The issues behind the 'tea party' protests are not trivial

Special to the Evansville Courier & Press
Sunday, April 19, 2009

Excuse me, but I did not attend. I simply did not have the energy to go to one more taxpayer protest, demonstration or rally which generates more heat than light and more times than not becomes trivialized by the local media figures who consider the voices of tax protesters as having about as much veracity as little green men emerging from flying saucers in Area 51.

Last month, I did attend a state tax rally organized under the rotunda of our state capital building by some of the same people instrumental in organizing a state property tax repeal alliance last year. Our efforts did virtually nothing to influence state spending or revenue policy aside from shifting about 30 per cent of the property tax burden to the sales tax, which now in Indiana, thanks to the severe economic recession, is woefully incapable of providing sufficient funds to pay for all the obligations of state and local government.
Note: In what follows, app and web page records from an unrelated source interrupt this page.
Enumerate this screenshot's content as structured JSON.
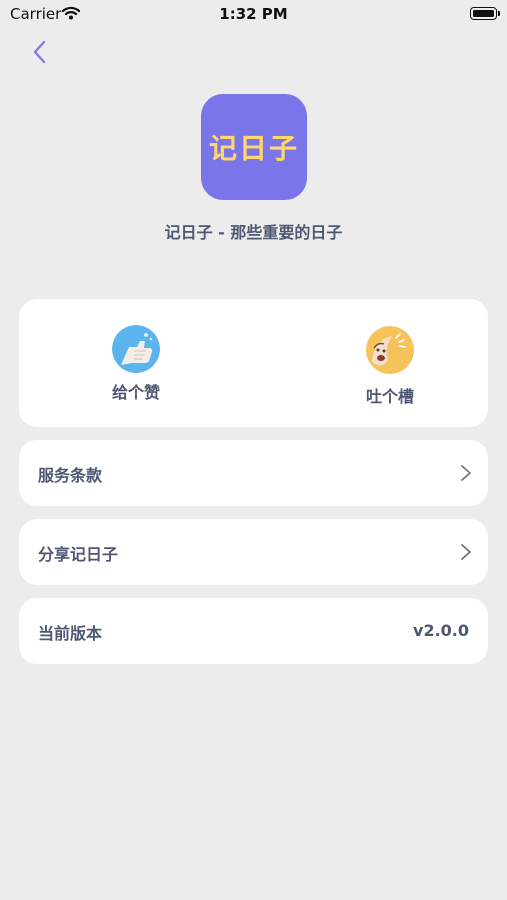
{
  "status_bar": {
    "carrier": "Carrier",
    "time": "1:32 PM",
    "icons": [
      "wifi-icon",
      "battery-icon"
    ]
  },
  "nav": {
    "back_icon": "chevron-left-icon"
  },
  "app": {
    "icon_text": "记日子",
    "subtitle": "记日子 - 那些重要的日子",
    "icon_color": "#7b75ea",
    "icon_text_color": "#ffd76b"
  },
  "actions": [
    {
      "label": "给个赞",
      "icon": "thumbs-up-icon"
    },
    {
      "label": "吐个槽",
      "icon": "complain-face-icon"
    }
  ],
  "menu": {
    "terms": "服务条款",
    "share": "分享记日子",
    "version_label": "当前版本",
    "version_value": "v2.0.0"
  },
  "colors": {
    "background": "#ececec",
    "card": "#ffffff",
    "text": "#4f5872",
    "accent": "#7b75ea"
  }
}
I predicted all of this at the end of the last session of the General Assembly in a WNIN-PBS television interview with Courier & Press Editor Mizell Stewart III.

The rally was panned by Indianapolis media pundits who paid little attention to the specifics since there wasn't a single, simplistic message they could convey to their readers and viewers. They should all be ashamed.

I have been fighting these same battles virtually my entire adult life. The result is infrequent emotional depression and an awareness that storm clouds continue to loom over the financial future of this nation -- particularly future generations.

It's not so much the taxes that are levied at all levels of government that get me down, its the mountains and mountains of public debt which continues to pile up with no end in sight.

Let me share with you a personal experience to put a fine point on my concerns. Back in the early 1980s as a lowly copy boy at a small weekly newspaper on Capitol Hill, I became engaged in an independent research project looking into the exposure of agencies of the federal government to domestic credit markets.

These programs include direct loan programs, loan guarantees and the secondary market involvement of such entities as the proverbial Fannie Mae and Freddy Mac we have all heard so much about in wake of the subprime lending crisis.

Some of this involves programs considered "off budget" those which are included in a completely separate appendix to the federal budget one of the most dishonest and reprehensible practices perpetuated by administrations and Congresses controlled by both political parties.

During the early years of the first Reagan administration, the total amount of accumulated debt obligations including Social Security and other entitlement programs was roughly $4 trillion and change give or take a few hundred billion.

I worked hard in an attempt to get a grasp of all of this and wrote manuscript after manuscript for various publications in an attempt to get something published on the issue.

Of course, I was kidding myself -- it was "Morning in America" and virtually nobody wanted to hear about the "crowding out" affect of enormous federal borrowing, stifling growth in the domestic economy.

Fast forward to the Obamanation with Messrs. Geithner, Bernanke and the contemporary cast of political thespians thrust upon the 24-hour media cycle.

I heard a report the other day that the current federal contingent liability has grown to over $55 trillion, with no end in sight. Participants in the various tax "tea party" rallies have been characterized by the Department of Homeland Security as "right wing extremists" and people who deserve to be monitored by law enforcement officials at all levels.

And we wonder why there is no public trust in our government. Is there any wonder?

Each week as I try to help young children at the Dream Center do their homework and learn sound moral principles, I wonder who, if anyone, will ever explain to them how the nation in which they are growing up got so messed up. We should all be looking into a mirror.

We all should have attended the tea parties. Trouble is, it was only a one-day story until next April 15th. Again the media will trivialize the tax protestors -- that is, unless a revolution begins. Then it will become a completely different story -- just as it did in the mid-1770s a story which none of us will be able to avoid.

David Coker is an Evansville free lance writer.